Transport as everyone knows on transportblog is one of the key determinants of how a city grows. NZTA is the key funder for new transport projects. Local authorities spend a lot of money on transport, but it is mainly on maintenance –they lack the financial resources to go it alone with new projects –the existing framework of local government taxation means local authorities have to co-operate with NZTA funding with regard to new projects. Unfortunately for the commercial city of Christchurch it has a funder who is completely dismissive of its needs. For example, with Gill Cox’s attitude what are the chances that Greater Christchurch will get commuter rail or any other rapid transport solution to solve its congestion problems, as has been proposed by Christchurch City Council?
Congested Christchurch streets
The NZTA has a history of being biased against Canterbury in the 2002 to 2012 period, when the NZTA significantly underspent in the region compared to elsewhere, the cynic in me says that will continue, at least for city residents and businesses, if not for the whole region. Recent per capita spending doesn’t look so bad for Canterbury. But considering the infrastructure deficit from a decade of under spending, the amount of earthquake damaged roads, the dispersal of residents post-quakes and the strong population growth (second fastest growing region in NZ). Then Canterbury is due for some high NZTA spending — will Gill Cox and his other Board members agree to that and if they do, which new transport projects will get funding?
I wonder if Gill Cox has read the research about how transport can improve a city’s productivity and income. Alain Bertaud in his paper –‘Cities as Labour Markets’ -compiled the following studies.
In Korean cities, a 10% increase in the number of jobs accessible per worker corresponds to a 2.4% increase in workers’ productivity.
Additionally, for 25 French cities, a 10% increase in average commuting speed, all other things remaining constant, increases the size of the labor market by 15 to 18%.
In the US, Melo et al. show that the productivity effect of accessibility, measured by an increase in wages, is correlated to the number of jobs per worker accessible within a 60-minute commuting range. The maximum impact on wages is obtained when the number of jobs accessible within 20-minutes increases; within this travel time, a doubling in the number of jobs results in an increase in real wages of 6.5%. Beyond 20 minutes of travel time, worker productivity still increases, but its rate decays and practically disappears beyond 60 minutes.
Both papers demonstrate that workers’ mobility –their ability to reach a large number of potential jobs in as short a travel time as possible, is a key factor in increasing the productivity of large cities and the welfare of their workers.

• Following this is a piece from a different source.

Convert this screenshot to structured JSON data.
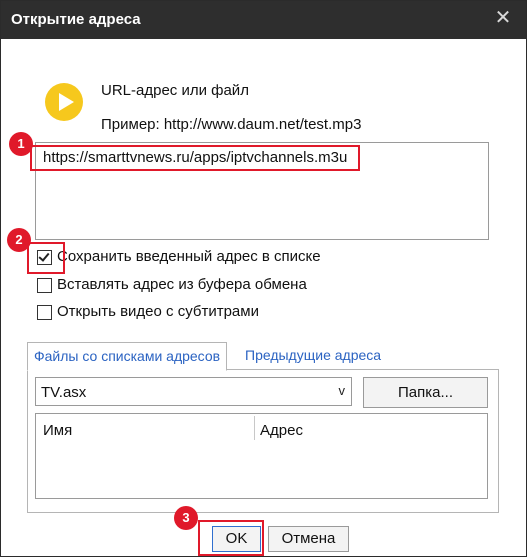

Large agglomerations of workers do not insure a high productivity in the absence of worker mobility. The time spent commuting should, therefore, be a key indicator in assessing the way large cities are managed. (p. 24, 25).
Given the way people were re housed after the Canterbury earthquakes -being population fell in central/inner city areas and increased in distant peripheral satellite towns then it is likely that congestion and commuting times have increased. Also the number of jobs accessible by workers in 20 minutes has probably declined. This means Greater Christchurch’s economic potential has been setback and it will not be remedied until Canterbury receives a compensatory improvement in transport infrastructure.
On the issue of whether it is better to be a market town or a diversified commercial city, research from around the world shows that market towns have the lowest income when it comes to the different types of cities.
Note the small share of value added that agriculture (in black) contributes even in market towns. Cities are competitive diversified economies and to function at their best they need to be supported as such. Christchurch as a market town is the past. Christchurch as a modern, diverse, competitive commercial city is the future.